- When? February 10, 2020, 5:03 a.m;
- Where? At the launch base at Cape Canaveral, Florida, USA;
- How? With the Atlas V heavy launcher.
On February 18, Arianespace will organize the second flight of the year of its Ariane 5 rocket, which will be shelved in a few years with the arrival of Ariane 6. The mission is quite simple: it involves transporting two satellites, one for a Japanese operator (SKY Perfect JSAT), the other for a South Korean operator (Korea Aerospace Research Institute – KARI).
The two satellites have very different missions: the first aims to improve telecommunications coverage in the Far East, especially Japan. The second has a scientific purpose, since it involves monitoring the state of the oceans and the environment from space. The two satellites will be positioned in geostationary orbit at an altitude of 35,786 km.
- What? Placing two telecommunications satellites in orbit;
- When? February 10, 2020, 5:03 a.m;
- Where?

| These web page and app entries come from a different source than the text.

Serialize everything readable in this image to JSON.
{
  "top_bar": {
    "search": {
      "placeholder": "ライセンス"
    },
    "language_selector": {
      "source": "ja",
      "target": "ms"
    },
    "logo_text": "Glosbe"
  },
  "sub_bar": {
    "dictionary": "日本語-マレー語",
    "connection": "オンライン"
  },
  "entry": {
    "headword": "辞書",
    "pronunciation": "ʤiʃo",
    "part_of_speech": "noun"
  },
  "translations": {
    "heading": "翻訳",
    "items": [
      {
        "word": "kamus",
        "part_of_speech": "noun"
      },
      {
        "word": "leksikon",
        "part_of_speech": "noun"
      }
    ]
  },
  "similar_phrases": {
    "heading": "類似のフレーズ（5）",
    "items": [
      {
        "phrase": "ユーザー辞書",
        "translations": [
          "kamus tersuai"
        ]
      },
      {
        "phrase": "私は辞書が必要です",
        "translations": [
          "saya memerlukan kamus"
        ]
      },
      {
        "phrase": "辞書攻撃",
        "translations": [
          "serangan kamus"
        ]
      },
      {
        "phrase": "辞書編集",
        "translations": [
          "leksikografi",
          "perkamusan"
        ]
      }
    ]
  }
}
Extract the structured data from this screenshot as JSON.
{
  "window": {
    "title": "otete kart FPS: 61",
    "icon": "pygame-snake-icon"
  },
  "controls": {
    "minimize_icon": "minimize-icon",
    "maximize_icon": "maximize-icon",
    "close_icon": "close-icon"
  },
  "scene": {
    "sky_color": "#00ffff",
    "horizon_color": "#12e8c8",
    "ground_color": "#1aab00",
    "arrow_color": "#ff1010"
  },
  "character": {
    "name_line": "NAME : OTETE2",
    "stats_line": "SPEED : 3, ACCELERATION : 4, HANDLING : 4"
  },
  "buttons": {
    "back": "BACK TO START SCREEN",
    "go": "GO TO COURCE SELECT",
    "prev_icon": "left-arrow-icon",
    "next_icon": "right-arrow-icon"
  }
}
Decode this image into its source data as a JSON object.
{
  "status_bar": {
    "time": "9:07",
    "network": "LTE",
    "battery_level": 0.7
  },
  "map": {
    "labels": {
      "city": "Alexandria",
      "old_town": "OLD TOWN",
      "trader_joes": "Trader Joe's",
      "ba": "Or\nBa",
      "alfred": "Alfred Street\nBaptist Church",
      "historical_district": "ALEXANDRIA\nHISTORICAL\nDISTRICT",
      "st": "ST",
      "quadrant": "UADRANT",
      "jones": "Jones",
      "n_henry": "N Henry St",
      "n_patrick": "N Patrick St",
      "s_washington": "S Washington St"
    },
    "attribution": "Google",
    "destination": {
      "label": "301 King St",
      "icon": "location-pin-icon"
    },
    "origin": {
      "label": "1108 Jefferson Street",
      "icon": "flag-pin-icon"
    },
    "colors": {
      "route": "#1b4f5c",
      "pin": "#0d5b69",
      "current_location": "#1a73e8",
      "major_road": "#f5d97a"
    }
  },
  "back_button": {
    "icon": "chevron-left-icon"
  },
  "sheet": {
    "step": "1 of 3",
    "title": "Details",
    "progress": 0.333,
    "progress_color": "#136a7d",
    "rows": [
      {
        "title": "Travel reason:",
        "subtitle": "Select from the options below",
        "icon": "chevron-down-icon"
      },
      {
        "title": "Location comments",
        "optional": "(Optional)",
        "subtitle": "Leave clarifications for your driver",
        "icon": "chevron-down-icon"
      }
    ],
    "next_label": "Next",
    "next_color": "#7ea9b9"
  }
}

At the Guiana Space Center, near Kourou (France);
- How? With the Ariane 5 heavy launcher.
Will February 20 be the right date for sending the Russian military satellite Meridian-M? The firing was postponed several times in January and February, in particular because of a problem detected in the third stage of the Soyuz rocket. If no further delays occur, and if all goes well, this satellite will be the eighth in its series to be deployed by Russia to consolidate its communication network in the north and east of the country.
- What? Sending a Russian military communications satellite;
- When? February 20, 2020;
- Where? Plessetsk Cosmodrome, Russia;
- How? With the Soyuz-2.1a launcher.
It will be the baptism of fire for the Astra startup. On 21 February, it wishes to demonstrate its ability to create low-cost rockets that can be produced industrially and thus carry out space flights on a production line, targeting low earth orbit. In a profile on Bloomberg, the founders say they want to be the FedEx of space. Astra is only three years old. It’s a bold gamble.
First orbital launch attempt of the Astra commercial smallsat launch vehicle.
- What? First attempt for the new Astra launcher;
- When? February 21, 2020;
- Where? The launch pad on Kodiak Island, Alaska, USA;
- How? A homemade pitcher.